Digital transformation is rapidly shaping the global financial landscape, and bitcoin, the pioneering decentralized cryptocurrency, stands tall as a symbol of this revolution. A recent survey conducted by Jack Dorsey’s Block, Inc., in conjunction with Wakefield Research, highlights an emerging trend: developing nations are displaying a burgeoning optimism around bitcoin.
The survey covered 15 nations and collected insights from 6,600 individuals, providing a snapshot of evolving perceptions about bitcoin. Between 2022 and 2023, bitcoin experienced significant price fluctuations. However, optimism about bitcoin’s future remained higher than skepticism on average. Vietnam, Brazil, China, and Mexico led the way with the most significant increases in optimism. In contrast, Nigeria, India, and Argentina saw a slight decrease in optimism, but their levels still remained well above average.
One of bitcoin’s primary appeals has been its potential as a lucrative investment. However, the data suggests that while countries with established banking systems are slowly recalibrating their investment views on bitcoin, developing nations are increasingly viewing it as more than just a speculative asset. For these countries, bitcoin represents financial freedom, a hedge against economic instability, and an opportunity to bypass traditional banking constraints.
Felipe Chacon, an economist at Block who designed the survey, stated that people in areas with less developed financial infrastructure and exposure to global financial system frictions were more likely to express interest in the more utility-oriented use cases for bitcoin. He emphasized the growing attention bitcoin is receiving and its potential to serve as a global payments network.
A significant aspect of the survey focused on the relationship between remittances, optimism, and bitcoin engagement. Traditional remittance channels, often characterized by high fees and cumbersome processes, seem to highlight bitcoin’s value proposition as a neutral cross-border monetary network.
This recognition is leading to an increased acknowledgment of bitcoin as an effective tool for international remittances in developing countries.

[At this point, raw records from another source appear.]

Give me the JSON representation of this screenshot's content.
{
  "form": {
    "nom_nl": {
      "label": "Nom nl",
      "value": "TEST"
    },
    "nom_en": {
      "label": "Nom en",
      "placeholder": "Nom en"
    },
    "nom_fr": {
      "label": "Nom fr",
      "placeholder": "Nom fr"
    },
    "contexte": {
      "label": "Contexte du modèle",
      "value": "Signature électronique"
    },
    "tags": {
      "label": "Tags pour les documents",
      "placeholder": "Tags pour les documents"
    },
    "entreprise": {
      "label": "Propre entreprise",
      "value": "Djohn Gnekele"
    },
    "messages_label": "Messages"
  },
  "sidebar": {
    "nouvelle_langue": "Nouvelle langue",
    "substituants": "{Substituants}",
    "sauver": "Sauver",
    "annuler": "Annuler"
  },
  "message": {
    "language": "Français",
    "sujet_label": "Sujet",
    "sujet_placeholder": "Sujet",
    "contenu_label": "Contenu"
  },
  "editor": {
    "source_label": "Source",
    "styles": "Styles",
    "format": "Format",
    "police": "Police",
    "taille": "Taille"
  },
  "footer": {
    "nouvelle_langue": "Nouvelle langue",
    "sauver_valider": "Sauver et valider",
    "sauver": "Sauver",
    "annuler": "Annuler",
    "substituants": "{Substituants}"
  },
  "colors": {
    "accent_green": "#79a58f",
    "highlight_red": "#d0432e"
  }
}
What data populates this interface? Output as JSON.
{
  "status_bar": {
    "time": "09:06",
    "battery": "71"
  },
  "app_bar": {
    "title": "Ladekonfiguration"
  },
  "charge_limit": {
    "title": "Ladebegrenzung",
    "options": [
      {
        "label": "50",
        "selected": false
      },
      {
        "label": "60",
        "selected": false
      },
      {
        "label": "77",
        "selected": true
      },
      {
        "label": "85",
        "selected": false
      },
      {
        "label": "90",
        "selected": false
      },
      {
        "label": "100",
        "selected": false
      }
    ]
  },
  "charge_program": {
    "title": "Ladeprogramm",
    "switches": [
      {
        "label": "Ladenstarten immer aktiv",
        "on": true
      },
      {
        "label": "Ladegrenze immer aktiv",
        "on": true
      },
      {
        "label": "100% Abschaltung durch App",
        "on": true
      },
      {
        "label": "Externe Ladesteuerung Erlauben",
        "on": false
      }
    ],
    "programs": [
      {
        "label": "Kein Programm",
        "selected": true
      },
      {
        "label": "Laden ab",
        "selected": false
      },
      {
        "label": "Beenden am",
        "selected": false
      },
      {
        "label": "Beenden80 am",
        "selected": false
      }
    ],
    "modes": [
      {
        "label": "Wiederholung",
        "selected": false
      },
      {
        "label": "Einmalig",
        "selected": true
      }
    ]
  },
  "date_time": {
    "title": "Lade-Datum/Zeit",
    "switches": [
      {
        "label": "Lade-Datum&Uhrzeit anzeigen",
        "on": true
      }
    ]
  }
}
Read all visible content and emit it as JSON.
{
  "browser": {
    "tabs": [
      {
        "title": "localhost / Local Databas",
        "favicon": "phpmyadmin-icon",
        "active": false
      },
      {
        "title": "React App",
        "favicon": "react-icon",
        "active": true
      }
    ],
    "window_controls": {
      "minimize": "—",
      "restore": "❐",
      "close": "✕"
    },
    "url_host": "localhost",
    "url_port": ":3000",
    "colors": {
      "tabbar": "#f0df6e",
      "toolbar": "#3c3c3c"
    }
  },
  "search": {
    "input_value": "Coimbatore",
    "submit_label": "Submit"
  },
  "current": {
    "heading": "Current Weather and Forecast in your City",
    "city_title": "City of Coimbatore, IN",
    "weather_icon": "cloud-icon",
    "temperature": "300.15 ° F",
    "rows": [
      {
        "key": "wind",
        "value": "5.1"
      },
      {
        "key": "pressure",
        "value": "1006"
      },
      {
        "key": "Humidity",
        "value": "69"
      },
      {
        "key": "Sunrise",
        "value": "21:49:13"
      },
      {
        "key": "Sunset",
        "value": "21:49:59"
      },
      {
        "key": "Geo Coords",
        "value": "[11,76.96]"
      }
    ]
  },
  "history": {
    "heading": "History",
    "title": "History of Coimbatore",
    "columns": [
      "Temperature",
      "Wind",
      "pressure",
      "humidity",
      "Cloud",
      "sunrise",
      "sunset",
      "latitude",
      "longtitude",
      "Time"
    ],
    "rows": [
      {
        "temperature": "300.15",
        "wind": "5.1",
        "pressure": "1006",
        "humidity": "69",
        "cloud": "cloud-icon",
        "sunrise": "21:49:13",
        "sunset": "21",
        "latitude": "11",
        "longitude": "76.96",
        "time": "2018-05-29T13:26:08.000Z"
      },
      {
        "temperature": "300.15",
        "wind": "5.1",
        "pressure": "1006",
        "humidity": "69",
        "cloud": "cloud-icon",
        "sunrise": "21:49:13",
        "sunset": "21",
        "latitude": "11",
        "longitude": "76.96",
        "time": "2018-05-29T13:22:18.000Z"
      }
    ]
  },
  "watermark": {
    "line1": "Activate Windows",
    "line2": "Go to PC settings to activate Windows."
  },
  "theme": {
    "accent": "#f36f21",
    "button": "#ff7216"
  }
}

Governmental regulations play a crucial role in shaping a country’s cryptocurrency landscape. While developed nations grapple with regulatory ambiguities, the narrative is different in developing countries. For instance, despite regulatory uncertainties, India has the highest bitcoin ownership rate among surveyed nations. Interestingly, a larger percentage of Indian women own bitcoin than men, signaling a socio-economic shift where women are actively seeking financial empowerment.
On the other hand, countries like China, with a stricter regulatory stance against cryptocurrencies, present a contrast. Although many in China claim to know bitcoin owners, very few said they possess bitcoin themselves. This divergence underscores the pivotal role of governmental regulations in shaping citizens’ public stance on their relationship to bitcoin.
Argentina and Brazil, two South American giants, are also showcasing a growing affinity for bitcoin. Both countries show ownership rates higher than most countries in the survey and are more optimistic about bitcoin than average.
In Argentina, where inflationary pressures persist, bitcoin is increasingly being perceived as a protective shield against economic volatility. Brazil, meanwhile, recognizes bitcoin’s multifaceted potential, from diversifying investment portfolios to its utility in procuring goods and services.